There’s long been an axiom that a significant number of Americans – and this is true for many other countries as well – are just one paycheck away from poverty. The COVID-19 pandemic has proven that axiom to be true. Food banks and pantries are seeing a tremendous demand for services with a significant percentage being people who have needed a food bank before. Feeding America reports that, “From the beginning of March through early May, food banks nationwide distributed more than 947 million meals to people facing hunger in the United States.” If this trend continued, they would end up giving out five billion meals this year. And that’s just Feeding America food distribution sites. It doesn’t include the numerous other food programs – like CDP grantee World Central Kitchen’s restaurant support program.
The new users to food banks probably never thought of themselves as vulnerable before because they had housing, income and a support system. But their lack of ability to save enough to prepare themselves for a crisis isn’t a personal fault, it’s a systemic one. And part of that systems failure is that we so often ignore the skills, assets and knowledge that impacted communities can bring to the table. This is where philanthropy has a role to play; this was explored by the speakers on our most recent webinar in the COVID-19 series, “How Philanthropy Can Stand Up for Vulnerable Populations.” Aaron Dorfman from the National Committee for Responsive Philanthropy stated that funders need to prioritize equity in their work and suggested that philanthropy look to move power from funders to communities. We were also encouraged to do our grantmaking differently. This includes spending more, reducing restrictions, moving quicker and thinking about unique opportunities. For example, Ruth Madrigal from KPMG suggested looking at loans instead of grants or supporting loan loss reserve funds at banks/credit unions, community development financial institutions (CDFIs) to support nongovernmental organizations (NGOs) seeking financial support.

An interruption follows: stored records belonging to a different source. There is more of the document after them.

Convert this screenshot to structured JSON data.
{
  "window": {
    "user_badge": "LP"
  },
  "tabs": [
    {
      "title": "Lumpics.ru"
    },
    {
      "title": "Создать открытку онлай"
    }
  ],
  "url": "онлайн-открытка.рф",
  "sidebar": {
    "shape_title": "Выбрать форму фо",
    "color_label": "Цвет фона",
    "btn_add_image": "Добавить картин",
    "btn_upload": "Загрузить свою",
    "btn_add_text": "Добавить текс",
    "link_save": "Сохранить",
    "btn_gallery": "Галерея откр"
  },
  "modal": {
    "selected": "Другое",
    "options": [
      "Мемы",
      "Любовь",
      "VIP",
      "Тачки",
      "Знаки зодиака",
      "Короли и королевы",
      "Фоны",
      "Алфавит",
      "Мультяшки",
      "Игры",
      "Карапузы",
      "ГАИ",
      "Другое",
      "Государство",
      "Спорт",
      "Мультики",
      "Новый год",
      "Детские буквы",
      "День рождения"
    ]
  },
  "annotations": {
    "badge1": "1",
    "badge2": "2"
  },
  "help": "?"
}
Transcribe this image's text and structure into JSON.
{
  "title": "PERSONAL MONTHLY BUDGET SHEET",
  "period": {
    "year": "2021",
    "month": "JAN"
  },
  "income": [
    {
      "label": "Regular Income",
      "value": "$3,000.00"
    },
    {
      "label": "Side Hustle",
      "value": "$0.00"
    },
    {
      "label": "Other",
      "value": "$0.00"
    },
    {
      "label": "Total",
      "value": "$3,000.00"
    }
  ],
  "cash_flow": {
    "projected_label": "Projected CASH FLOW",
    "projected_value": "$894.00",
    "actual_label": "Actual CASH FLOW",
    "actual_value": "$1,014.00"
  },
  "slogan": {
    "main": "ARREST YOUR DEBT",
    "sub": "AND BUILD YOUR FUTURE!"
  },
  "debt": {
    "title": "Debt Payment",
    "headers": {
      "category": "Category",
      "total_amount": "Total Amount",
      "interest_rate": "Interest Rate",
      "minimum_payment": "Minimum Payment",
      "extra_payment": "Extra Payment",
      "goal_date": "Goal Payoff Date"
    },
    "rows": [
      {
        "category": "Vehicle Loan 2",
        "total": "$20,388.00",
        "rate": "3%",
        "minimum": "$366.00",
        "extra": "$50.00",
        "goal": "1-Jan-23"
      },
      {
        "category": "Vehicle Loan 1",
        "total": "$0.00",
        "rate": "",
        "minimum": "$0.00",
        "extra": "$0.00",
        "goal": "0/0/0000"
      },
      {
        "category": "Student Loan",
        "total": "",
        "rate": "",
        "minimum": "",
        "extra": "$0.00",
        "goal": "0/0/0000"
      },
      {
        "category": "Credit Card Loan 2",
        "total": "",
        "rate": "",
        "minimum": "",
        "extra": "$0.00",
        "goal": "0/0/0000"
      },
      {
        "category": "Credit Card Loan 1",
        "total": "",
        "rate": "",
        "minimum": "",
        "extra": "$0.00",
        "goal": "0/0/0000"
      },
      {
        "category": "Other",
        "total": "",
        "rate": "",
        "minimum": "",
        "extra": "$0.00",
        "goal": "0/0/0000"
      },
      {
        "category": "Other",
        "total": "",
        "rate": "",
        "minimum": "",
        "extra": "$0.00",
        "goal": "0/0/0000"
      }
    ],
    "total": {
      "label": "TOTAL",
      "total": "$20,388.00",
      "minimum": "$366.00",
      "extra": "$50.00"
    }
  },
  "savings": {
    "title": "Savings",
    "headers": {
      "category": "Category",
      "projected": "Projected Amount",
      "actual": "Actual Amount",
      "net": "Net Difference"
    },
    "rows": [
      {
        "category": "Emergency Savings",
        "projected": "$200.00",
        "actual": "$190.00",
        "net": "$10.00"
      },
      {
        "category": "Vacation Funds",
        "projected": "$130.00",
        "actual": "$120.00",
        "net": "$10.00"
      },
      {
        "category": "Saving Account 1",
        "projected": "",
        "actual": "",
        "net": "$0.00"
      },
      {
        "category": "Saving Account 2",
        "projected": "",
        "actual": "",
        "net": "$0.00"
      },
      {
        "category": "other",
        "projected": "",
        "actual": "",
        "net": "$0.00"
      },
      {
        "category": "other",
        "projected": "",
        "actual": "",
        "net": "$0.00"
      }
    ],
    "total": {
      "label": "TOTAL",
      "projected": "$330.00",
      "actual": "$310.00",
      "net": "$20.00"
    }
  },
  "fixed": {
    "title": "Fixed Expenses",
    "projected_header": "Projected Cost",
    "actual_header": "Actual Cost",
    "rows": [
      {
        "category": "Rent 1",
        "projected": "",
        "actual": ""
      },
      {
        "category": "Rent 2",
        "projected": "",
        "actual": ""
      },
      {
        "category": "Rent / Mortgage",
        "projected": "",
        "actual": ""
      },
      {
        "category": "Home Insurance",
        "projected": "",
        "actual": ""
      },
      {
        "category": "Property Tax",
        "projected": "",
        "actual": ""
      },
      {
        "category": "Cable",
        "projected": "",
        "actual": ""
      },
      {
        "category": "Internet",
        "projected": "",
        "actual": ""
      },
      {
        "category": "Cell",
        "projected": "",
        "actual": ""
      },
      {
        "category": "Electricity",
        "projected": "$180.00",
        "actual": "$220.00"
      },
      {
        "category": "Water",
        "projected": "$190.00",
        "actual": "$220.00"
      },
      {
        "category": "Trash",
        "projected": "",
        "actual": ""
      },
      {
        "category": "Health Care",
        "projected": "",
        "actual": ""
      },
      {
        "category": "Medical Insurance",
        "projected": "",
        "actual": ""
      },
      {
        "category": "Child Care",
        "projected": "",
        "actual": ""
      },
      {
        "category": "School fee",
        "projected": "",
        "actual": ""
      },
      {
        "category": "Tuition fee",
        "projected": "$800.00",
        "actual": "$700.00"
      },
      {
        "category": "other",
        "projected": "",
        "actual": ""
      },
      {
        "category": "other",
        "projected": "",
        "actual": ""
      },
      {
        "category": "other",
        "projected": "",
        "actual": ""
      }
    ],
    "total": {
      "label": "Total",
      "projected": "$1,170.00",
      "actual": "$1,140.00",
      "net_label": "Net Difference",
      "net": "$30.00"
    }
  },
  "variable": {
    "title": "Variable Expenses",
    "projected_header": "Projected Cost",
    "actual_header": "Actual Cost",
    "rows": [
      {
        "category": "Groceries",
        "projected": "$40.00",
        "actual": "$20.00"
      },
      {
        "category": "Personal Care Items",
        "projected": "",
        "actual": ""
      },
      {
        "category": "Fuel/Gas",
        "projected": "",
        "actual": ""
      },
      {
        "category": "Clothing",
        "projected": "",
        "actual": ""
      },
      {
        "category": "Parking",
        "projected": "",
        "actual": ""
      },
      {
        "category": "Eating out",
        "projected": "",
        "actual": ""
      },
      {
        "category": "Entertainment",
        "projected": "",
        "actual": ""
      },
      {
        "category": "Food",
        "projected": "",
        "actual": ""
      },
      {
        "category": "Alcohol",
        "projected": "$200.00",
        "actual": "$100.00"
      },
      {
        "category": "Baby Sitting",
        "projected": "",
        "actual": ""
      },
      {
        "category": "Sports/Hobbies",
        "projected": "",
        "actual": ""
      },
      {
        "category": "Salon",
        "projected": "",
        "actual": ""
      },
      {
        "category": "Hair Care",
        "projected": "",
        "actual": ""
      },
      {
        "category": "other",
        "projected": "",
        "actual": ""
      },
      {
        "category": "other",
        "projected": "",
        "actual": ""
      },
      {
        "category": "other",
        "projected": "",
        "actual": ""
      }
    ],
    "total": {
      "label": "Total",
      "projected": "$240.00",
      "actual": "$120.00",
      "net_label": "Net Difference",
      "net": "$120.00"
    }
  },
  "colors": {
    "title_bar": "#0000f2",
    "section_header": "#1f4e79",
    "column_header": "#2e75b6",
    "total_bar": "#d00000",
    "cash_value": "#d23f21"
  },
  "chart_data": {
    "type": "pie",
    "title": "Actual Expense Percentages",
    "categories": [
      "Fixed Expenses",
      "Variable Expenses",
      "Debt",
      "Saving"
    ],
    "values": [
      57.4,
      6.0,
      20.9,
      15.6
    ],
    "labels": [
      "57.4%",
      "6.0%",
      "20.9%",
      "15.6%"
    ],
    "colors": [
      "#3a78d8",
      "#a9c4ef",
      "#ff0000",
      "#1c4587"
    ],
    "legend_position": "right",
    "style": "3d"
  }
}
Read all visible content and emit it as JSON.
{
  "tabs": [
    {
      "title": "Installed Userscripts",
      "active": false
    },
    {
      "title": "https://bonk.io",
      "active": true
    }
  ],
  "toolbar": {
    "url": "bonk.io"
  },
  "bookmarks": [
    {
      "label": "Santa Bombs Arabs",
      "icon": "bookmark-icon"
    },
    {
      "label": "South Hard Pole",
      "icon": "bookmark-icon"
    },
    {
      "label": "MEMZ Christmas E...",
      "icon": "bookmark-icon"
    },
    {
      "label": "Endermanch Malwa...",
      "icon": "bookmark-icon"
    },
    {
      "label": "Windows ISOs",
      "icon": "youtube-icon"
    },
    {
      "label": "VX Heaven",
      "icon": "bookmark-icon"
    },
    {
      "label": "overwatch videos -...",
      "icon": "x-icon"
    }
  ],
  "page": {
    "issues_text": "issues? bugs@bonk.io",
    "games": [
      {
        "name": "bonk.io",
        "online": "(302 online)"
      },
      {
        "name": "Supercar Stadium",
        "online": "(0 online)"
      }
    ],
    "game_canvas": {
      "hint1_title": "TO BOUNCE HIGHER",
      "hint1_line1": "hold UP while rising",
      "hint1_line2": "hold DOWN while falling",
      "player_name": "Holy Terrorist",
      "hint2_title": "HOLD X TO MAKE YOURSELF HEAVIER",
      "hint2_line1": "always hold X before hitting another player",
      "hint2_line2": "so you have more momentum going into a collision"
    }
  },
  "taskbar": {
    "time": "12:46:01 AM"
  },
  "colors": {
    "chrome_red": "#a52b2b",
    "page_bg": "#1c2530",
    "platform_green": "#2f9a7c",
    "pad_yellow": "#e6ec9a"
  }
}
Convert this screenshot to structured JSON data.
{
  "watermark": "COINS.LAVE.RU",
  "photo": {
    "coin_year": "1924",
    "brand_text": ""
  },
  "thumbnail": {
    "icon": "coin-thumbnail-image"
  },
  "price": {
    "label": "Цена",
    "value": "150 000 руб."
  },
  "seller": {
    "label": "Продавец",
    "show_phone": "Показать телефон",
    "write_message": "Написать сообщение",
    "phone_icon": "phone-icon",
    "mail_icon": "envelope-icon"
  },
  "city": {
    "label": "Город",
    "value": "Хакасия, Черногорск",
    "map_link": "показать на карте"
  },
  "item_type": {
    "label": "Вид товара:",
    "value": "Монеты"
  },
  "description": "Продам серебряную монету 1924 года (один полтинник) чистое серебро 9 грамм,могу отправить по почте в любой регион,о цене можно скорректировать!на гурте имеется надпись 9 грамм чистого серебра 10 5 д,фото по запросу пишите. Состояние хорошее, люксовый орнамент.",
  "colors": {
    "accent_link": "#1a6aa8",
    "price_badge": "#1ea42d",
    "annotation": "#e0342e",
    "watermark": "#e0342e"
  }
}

Advocacy is another important aspect. It was suggested that we stand up and ask for more stimulus funding, and that we encourage our board members to do the same. The speakers highlighted that more stimulus funding is required to protect the most vulnerable. This needs to include those that were left out of the first three stimulus packages such as those immigrants and migrant workers who do not hold Green Cards.
An attendee asked “How can we place vulnerable populations in the driver’s seat of their own development, especially related to the COVID-19 crisis? In the midst of so many philanthropic efforts to address the immediate needs, what can we do as funders to see local communities as agents and our organizations as co-investors?” Referring to discussions of what gets cut or funded, Ruth Madrigal said, “If you’re not on the table, you’re on the menu.” It is important that philanthropy ensures their board, staff and volunteers are representative of the population they serve. By actively including the voices of the most vulnerable in discussions at all levels it is easier to learn and value their viewpoints, needs, capacities and issues.
As funders, we are being asked to target resources to benefit the communities hardest hit by COVID-19. They are most likely communities that had the least prior to the outbreak. We are also being encouraged to invest deeply in grassroots organizations and movement building. Using intermediary funds is one way to address this very localized grantmaking. For example, the CDP COVID-19 Response Fund gave a grant to the Emergent Fund to support their grassroots organizing in movements led by people of color.
Another important question was raised. “How do we get systems to work together to address the needs of vulnerable populations (the intersection between health, justice, homelessness, etc.)?” Our speakers addressed the needs for funders to work in collaboratives and to support each other in their work. CDP often says that all “funders are disaster funders” and COVID-19 has certainly proven this to be true. Rather than operating in silos and pitting issue against issue, it is important that funders come together to address the needs of all individuals, families and communities impacted by COVID-19. #StrongerTogether is not just a slogan for impacted communities but for all of us.